Across the exterior of Wiggin Street Coffee hangs a series of posters reading, in boldface type, “Mount Vernon Roundnet Club.” The club, founded by Mount Vernon resident Nick Hartley, aims to foster a community of people who love the game of roundnet — colloquially referred to as Spikeball (the company who produces the equipment for the sport)—with hopes of competing at a tournament level.
Roundnet was created in the late 1980s and skyrocketed in popularity close to a decade ago with the emergence of the company Spikeball.
“I’d say one of the things that is super great about [roundnet] is just…the accessibility of playing the game. First of all, you only need four people to play. So that’s not a big requirement. And then the game — to buy a Spikeball set is going to run you like less than $100.” said Richie Carchia, a former Kenyon student who now attends the College of Charleston, and is one of the founding members of the College of Charleston Spikeball Club. “So it’s not really a big cost … It’s super easy to get into. You can kind of just hop in a game without really knowing how to play and pick it up, and just have a good time.”
The sport, as it is played competitively, is centered around a net with a three-foot diameter, eight-inch height and trampoline-like consistency.
Four players, in teams of two, stand around the net opposite one another and attempt to bounce a small rubber ball off of it, with the goal of hitting the ball in such a way that the opponent is unable to return the shot. The first team to 21 points is victorious.
Hartley, a graduate of Centerburg High School and registered nurse at the Knox Community Hospital, began playing roundnet in 2015 with people he knew from the area. However, as time went on, he became more serious and passionate about the sport.
“I went in with my brother, and we played in a tournament [in 2015]. And then we tried another tournament the year after … just for fun and to be with other people that liked the sport,” Hartley recalled. “And as I realized that the sport was growing, I kind of got more into it. So by the end of last year, I tossed around the idea in my head, to see if I could … run a club and meet people in the area that actually liked it enough to play on a weekly basis.”
The club’s meeting time, as listed on the poster, is on Wednesdays from 5:30 to 9:00 p.m. However, according to Hartley, the group often plays late into the night.
“As we’ve gone on from the start of spring, [when] the weather’s first started hold out for us, we were able to play for almost two hours [a night].” Hartley said. “In the middle of summer, it was four hours of play time before we had to call it for the night.”
The Mount Vernon Roundnet Club accepts players of all varying skills and experience, and usually practices on the Mount Vernon Nazarene University (MVNU) soccer practice fields.

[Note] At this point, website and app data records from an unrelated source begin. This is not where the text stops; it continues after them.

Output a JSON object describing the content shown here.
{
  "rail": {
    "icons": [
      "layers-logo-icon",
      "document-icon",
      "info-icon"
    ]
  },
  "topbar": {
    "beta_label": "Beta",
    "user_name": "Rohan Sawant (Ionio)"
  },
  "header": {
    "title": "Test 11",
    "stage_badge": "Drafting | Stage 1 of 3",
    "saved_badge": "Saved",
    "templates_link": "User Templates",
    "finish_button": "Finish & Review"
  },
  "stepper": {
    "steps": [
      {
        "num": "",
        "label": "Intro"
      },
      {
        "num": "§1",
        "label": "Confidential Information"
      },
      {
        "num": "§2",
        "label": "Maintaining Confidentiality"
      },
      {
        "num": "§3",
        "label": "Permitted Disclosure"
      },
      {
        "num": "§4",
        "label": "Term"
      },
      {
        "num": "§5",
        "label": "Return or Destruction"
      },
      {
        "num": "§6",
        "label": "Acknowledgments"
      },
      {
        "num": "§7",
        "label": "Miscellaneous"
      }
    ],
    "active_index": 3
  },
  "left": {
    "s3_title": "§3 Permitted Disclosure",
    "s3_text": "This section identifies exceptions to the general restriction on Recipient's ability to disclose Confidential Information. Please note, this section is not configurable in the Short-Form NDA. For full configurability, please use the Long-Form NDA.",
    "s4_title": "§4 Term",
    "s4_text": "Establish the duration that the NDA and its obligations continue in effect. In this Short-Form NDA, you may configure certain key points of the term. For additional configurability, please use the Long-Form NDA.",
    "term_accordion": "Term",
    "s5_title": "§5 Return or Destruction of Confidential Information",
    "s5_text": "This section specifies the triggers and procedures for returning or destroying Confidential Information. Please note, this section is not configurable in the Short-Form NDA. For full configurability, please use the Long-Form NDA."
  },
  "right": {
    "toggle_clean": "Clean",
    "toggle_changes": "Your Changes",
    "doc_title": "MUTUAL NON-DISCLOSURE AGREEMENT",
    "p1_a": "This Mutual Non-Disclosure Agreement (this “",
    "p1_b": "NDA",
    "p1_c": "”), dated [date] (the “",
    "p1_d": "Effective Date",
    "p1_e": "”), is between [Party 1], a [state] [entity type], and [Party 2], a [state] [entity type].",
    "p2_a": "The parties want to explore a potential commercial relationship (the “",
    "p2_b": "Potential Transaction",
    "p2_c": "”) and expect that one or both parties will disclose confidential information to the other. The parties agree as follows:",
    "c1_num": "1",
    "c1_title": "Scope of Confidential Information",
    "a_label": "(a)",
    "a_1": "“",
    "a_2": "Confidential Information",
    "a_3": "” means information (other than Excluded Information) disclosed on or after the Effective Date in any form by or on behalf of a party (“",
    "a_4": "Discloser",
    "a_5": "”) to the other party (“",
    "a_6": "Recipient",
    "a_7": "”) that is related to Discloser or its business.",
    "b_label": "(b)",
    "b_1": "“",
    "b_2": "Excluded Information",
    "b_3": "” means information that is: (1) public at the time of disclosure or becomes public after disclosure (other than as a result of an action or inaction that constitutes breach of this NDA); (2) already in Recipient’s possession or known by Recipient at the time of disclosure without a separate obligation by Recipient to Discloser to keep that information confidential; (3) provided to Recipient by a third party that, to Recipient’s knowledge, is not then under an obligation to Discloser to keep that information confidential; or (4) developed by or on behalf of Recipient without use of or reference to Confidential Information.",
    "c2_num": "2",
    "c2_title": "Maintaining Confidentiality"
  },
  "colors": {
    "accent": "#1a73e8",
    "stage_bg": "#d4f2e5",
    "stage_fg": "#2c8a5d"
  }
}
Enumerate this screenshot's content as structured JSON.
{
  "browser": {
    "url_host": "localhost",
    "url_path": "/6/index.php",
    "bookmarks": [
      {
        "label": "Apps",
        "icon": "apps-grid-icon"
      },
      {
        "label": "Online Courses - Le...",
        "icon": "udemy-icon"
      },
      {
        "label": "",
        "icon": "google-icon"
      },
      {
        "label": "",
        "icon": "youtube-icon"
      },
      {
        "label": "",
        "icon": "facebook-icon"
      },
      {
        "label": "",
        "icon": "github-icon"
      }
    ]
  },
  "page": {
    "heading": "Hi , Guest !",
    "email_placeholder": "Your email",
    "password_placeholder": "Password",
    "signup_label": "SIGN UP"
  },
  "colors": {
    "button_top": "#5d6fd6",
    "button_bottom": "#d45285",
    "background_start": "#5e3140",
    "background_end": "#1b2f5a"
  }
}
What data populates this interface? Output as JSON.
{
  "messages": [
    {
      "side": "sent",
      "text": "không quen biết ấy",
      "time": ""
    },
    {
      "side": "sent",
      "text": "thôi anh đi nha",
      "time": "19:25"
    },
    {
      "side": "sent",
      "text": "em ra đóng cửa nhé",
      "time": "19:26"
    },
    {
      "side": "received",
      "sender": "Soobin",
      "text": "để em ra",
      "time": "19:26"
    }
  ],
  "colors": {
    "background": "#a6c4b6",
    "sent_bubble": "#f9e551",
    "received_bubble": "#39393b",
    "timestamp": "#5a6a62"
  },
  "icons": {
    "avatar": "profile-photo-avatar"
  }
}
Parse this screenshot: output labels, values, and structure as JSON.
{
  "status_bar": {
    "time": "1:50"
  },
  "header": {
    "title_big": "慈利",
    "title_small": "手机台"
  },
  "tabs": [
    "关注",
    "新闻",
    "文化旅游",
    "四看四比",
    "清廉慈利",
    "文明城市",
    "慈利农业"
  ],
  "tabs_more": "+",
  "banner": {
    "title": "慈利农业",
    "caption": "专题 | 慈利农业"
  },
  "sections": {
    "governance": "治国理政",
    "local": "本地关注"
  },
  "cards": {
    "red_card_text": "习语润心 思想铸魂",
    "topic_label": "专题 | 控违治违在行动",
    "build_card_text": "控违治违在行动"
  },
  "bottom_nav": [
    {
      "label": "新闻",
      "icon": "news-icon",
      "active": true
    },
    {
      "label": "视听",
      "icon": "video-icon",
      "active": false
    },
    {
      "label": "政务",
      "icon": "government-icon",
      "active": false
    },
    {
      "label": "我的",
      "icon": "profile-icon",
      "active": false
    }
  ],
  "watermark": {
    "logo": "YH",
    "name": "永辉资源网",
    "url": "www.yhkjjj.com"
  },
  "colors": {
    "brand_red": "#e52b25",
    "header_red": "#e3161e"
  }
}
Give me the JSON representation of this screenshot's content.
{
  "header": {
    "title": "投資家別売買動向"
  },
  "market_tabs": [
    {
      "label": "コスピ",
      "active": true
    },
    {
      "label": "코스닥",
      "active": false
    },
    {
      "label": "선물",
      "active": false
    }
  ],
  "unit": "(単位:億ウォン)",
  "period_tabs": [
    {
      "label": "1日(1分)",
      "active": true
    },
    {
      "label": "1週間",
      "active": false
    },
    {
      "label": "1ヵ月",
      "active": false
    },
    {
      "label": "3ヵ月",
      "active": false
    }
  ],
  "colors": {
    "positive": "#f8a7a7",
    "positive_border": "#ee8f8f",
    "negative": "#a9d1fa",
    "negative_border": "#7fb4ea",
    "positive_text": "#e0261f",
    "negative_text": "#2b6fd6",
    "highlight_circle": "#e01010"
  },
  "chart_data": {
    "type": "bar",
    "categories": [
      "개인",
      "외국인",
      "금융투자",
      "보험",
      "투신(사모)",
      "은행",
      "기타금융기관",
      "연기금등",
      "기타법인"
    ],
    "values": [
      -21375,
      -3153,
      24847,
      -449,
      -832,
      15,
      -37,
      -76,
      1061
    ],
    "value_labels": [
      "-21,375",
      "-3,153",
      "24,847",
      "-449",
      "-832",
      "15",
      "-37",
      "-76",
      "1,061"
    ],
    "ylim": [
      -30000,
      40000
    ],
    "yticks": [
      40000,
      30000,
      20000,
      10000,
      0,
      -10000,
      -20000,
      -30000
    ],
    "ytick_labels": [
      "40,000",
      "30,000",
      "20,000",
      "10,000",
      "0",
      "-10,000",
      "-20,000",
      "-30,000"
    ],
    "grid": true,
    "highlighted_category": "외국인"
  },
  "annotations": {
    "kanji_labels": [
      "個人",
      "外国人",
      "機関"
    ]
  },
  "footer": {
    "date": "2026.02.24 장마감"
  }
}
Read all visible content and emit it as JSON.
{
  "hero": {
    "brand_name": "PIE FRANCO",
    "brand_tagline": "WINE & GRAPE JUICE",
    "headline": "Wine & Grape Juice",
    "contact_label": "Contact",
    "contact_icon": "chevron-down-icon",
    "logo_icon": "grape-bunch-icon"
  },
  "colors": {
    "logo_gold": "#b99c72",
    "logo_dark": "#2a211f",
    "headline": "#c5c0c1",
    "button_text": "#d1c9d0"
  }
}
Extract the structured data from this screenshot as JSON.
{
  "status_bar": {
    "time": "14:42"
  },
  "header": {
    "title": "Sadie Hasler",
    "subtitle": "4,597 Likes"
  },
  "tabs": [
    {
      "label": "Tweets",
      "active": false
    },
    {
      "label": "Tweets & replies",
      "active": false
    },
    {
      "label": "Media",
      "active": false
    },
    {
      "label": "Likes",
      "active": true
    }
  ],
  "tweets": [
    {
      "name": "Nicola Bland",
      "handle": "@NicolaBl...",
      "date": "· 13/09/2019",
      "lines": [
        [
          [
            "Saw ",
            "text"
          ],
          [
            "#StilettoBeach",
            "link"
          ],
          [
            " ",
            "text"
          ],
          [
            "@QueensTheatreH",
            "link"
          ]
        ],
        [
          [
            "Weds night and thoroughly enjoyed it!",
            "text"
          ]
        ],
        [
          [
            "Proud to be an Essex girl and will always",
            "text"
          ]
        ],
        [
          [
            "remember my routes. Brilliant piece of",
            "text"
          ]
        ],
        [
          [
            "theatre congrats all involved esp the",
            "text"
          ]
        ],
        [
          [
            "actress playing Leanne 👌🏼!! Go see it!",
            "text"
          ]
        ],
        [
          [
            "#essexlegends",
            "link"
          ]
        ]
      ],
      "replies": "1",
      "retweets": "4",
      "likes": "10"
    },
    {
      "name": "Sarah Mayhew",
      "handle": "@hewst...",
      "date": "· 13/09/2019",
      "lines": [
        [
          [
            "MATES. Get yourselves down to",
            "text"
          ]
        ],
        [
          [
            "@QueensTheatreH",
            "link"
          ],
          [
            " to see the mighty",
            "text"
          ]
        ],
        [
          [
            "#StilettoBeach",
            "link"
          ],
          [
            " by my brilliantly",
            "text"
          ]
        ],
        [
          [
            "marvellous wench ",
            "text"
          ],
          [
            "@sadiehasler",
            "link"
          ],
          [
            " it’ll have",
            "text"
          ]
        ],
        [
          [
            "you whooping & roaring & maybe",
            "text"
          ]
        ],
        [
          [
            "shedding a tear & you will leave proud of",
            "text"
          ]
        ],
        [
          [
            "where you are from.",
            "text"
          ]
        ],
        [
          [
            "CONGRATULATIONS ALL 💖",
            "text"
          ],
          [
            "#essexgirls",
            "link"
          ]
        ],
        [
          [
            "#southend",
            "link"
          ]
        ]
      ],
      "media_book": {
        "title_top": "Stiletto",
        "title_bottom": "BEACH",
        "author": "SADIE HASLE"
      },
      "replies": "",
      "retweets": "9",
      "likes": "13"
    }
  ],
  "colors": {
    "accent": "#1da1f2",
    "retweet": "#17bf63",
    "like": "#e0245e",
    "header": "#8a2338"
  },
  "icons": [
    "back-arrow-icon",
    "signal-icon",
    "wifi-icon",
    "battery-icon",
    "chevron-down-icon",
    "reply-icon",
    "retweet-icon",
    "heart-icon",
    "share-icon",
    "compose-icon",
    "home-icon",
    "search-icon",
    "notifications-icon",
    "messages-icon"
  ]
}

For more advanced players, the club is hosting a tournament on October 19 at MVNU, where half of the proceeds will go to a local charity.
As Hartley continues to build a dedicated community, he envisions a bright future for the club and the sport.
“My hope would be to basically help continue to grow the sport,” Hartley said. “I’m hoping to spread out to basically gather people who want to come and participate, to play and represent the Knox County area in roundnet.”